  19. Crystallization Kinetics in Fluorochloroziroconate Glass-Ceramics

    NASA Astrophysics Data System (ADS)

    Alvarez, Carlos J.

    Annealing fluorochlorozirconate (FCZ) glasses nucleates BaCl2 nanocrystals in the glass matrix, resulting in a nanocomposite glass-ceramic that has optical properties suitable for use as a medical X-ray imaging plate. Understanding the way in which the BaCl¬2 nanocrystal nucleation, growth and phase transformation processes proceed is critical to controlling the optical behavior. However, there is a very limited amount of information about the formation, morphology, and distribution of the nanocrystalline particles in FCZ glass-ceramics. In this thesis, the correlation between the microstructure and the crystallization kinetics of FCZ glass-ceramics, are studied in detail. In situ X-ray diffraction and transmission electron microscopy annealing experiments are used to analyze the crystal structure, size and distribution of BaCl 2 nanocrystals in FCZ glass-ceramics as a function of annealing rate and temperature. Microstructural analysis of the early stages on nucleation identified the formation of both BaCl2 and BaF2 nanocrystals. Annealing FCZ glass-ceramics above 280°C can cause the formation of additional glass matrix phase crystals, their microstructure and the annealing parameters required for their growth are identified. As the crystalline phases grow directly from the glass, small variations in processing of the glass can have a profound influence on the crystallization process. The information obtained from these experiments improves the understanding of the nucleation, growth and phase transformation process of the BaCl¬2 nanocrystals and additional crystalline phases that form in FCZ glass-ceramics, and may help expedite the implementation of FCZ glass-ceramics as next-generation X-ray detectors. Lastly, as these glass-ceramics may one day be commercialized, an investigation into their degradation in different environmental conditions was also performed. The effects of direct contact with water or prolonged exposure to humid environments on the microstructure and the optical properties for FCZ glasses and glass-ceramics was explored.

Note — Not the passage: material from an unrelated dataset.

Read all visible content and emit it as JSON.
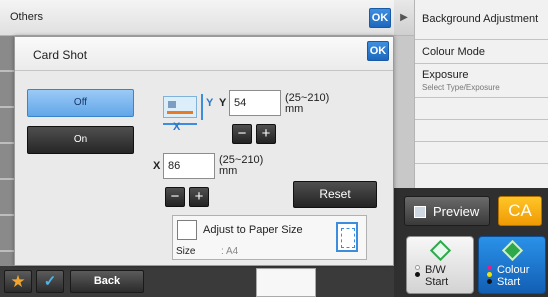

  20. Extraction of Proteins Glass Bead Method For preparation of protein extracts, the glass bead method is preferred. Some researchers

    E-print Network

    Extraction of Proteins ­ Glass Bead Method For preparation of protein extracts, the glass bead. glass beads (106 micron glass bead, Sigma cat. No. G4649) 7. Tabletop centrifuge 8. Vortex 9 µl glass beads (106 micron glass beads, Sigma, cat. G4649). 8. Vortex at top speed for 5 minutes. 9